Studios Have Room (and Nice Sounding Ones, Too!)
Studios are specifically engineered to provide the best sound for each instrument. The ambiance of a room provides an immeasurable contribution to the sound of a recording, and it’s something that you can’t replicate in someone’s basement.
A well-designed studio will have a recording room with a balanced reverb time (RT60) and no obvious standing waves. The sound will diffuse in a lovely, gentle reverberant field, which is nice and even at most frequencies. A well-designed acoustic environment is a pleasure to play in, which in turn makes you play better. It is much easier to get a good recording in a nice sounding room.
In a good studio, you can set up the whole band (with isolation screens between each member) and all play simultaneously. This allows you the ability to perform as a cohesive unit, with all the artistic interplay and authentic feel that brings. It also gives you the ability to mix without hassles. In most home studios, you are forced to overdub. Or, if you record the whole band at once, there is lots of cross contamination of one instrument track into the other (“spill” or “bleed”). This can mix a good mix impossible to achieve.
The rooms used to make the recording need to be acoustically adjusted to dampen the sound within the room and prevent sound from occurring from outside the room. The last thing you want in your recording is unwanted sound. For example, your bedroom won’t be immune to low frequency rumble. A good studio will be. Achieving this requires knowledge of acoustics, sound reflection, sound-proofing, and room size requirements.
Not every room is designed with great acoustics in mind. But quality studios are.
Recording Studios Deliver a Great Final Product

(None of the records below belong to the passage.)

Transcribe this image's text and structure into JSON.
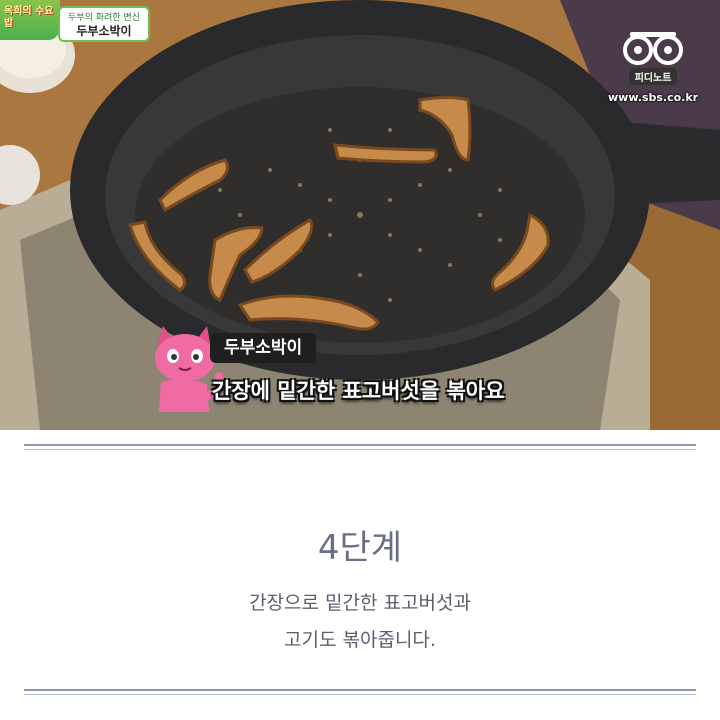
{
  "photo": {
    "show_logo_text": "옥희의 수요밥",
    "episode_subtitle": "두부의 화려한 변신",
    "episode_title": "두부소박이",
    "watermark_brand": "피디노트",
    "watermark_url": "www.sbs.co.kr",
    "caption_tag": "두부소박이",
    "caption_main": "간장에 밑간한 표고버섯을 볶아요"
  },
  "step": {
    "title": "4단계",
    "description_line1": "간장으로 밑간한 표고버섯과",
    "description_line2": "고기도 볶아줍니다."
  },
  "colors": {
    "divider": "#8f96b2",
    "title_text": "#6a6e84",
    "body_text": "#5b5e6e",
    "caption_tag_bg": "#1f1f1f"
  },
  "icons": [
    "cat-mascot-icon",
    "pd-note-eyes-icon"
  ]
}
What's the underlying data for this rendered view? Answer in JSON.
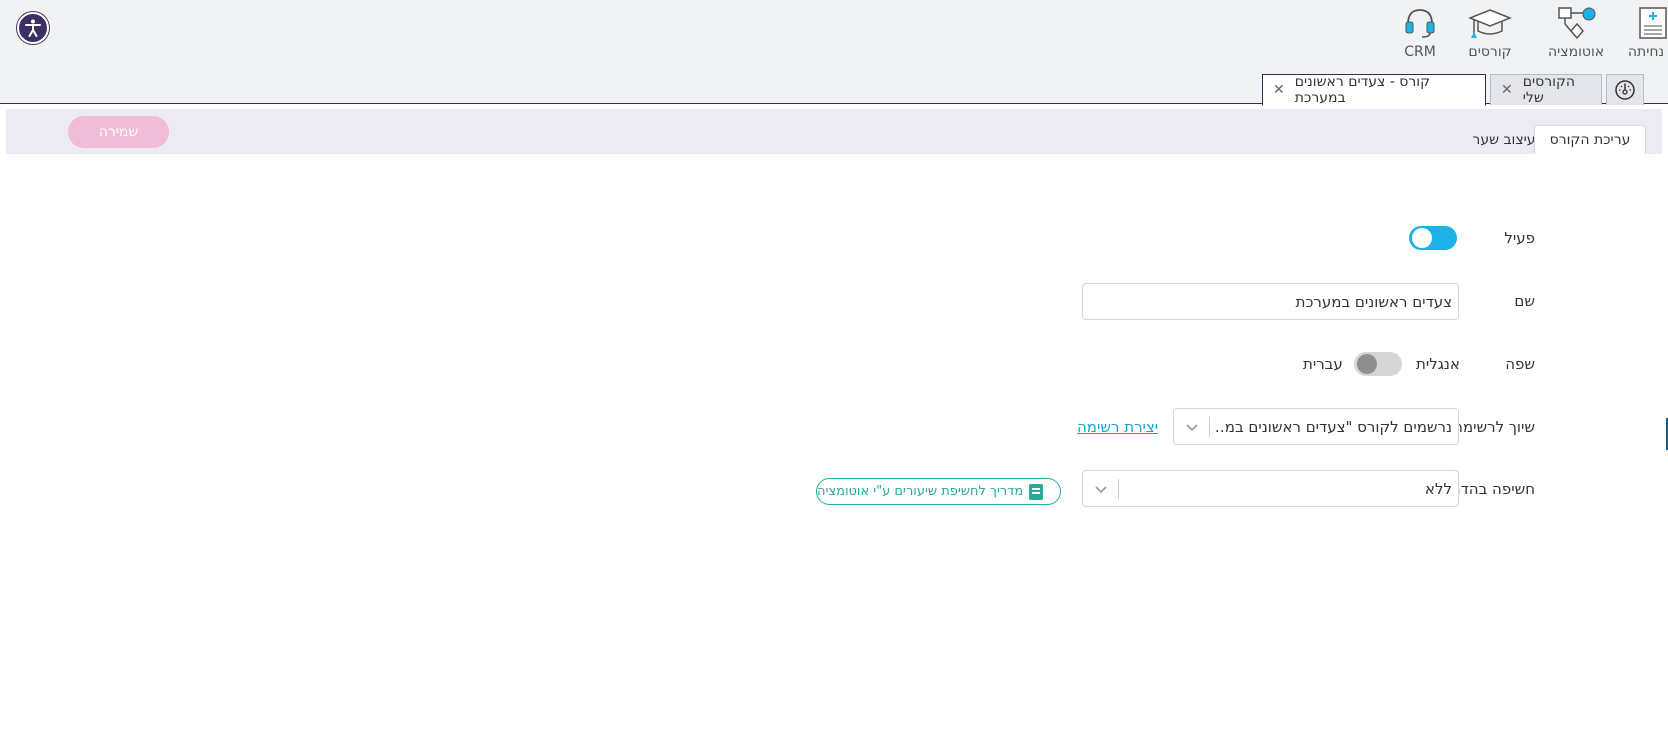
{
  "nav": {
    "items": [
      {
        "label": "נחיתה",
        "icon": "landing-page-icon"
      },
      {
        "label": "אוטומציה",
        "icon": "automation-icon"
      },
      {
        "label": "קורסים",
        "icon": "graduation-cap-icon"
      },
      {
        "label": "CRM",
        "icon": "headset-icon"
      }
    ]
  },
  "window_tabs": [
    {
      "label": "קורס - צעדים ראשונים במערכת",
      "active": true
    },
    {
      "label": "הקורסים שלי",
      "active": false
    },
    {
      "icon": "dashboard-icon"
    }
  ],
  "subtabs": {
    "edit_course": "עריכת הקורס",
    "cover_design": "עיצוב שער"
  },
  "save_label": "שמירה",
  "form": {
    "active_label": "פעיל",
    "active_value": true,
    "name_label": "שם",
    "name_value": "צעדים ראשונים במערכת",
    "language_label": "שפה",
    "language_left": "עברית",
    "language_right": "אנגלית",
    "list_label": "שיוך לרשימה",
    "list_value": "נרשמים לקורס \"צעדים ראשונים במ…",
    "create_list_link": "יצירת רשימה",
    "drip_label": "חשיפה בהדרגה לפי",
    "drip_value": "ללא",
    "guide_label": "מדריך לחשיפת שיעורים ע\"י אוטומציה"
  },
  "colors": {
    "brand_dark": "#3d2f63",
    "toggle_on": "#1bb3e6",
    "save_pink": "#f1bcd8",
    "teal": "#2aa99b",
    "link": "#18a3d8"
  }
}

Even after all tracking is done, studios continue to provide better sound than you can achieve in a home studio. Mixing may seem like something anyone can do – it’s just setting volume levels of each track, right? Wrong. Very, very wrong.
Mixing involves a lengthy process of applying just the right combination of effects to each track, and then making sure each track “sits” well with every other track. This is not just a volume-setting task, but also making sure the EQ of each track is optimized to make it fit where it should in the mix. And that doesn’t even touch on the mastering process, which is also essential to making sure the product is ready for distribution. Once again, this is a job for professionals that have years of experience.
If you can afford to go to a professional studio, then you would be wise to do so. Unless you have pro-gear and know what you’re doing, chances are your album won’t come out the way you want it. A professional can help you get the sound quality you want for your album and they will save you a lot of stressful nights. Again, there is a reason why they are called ‘professionals’.
Even as the abundance of home studio recording continues to rise, it’s safe to say there will still be a place for traditional recording studios for a very, very long time to come.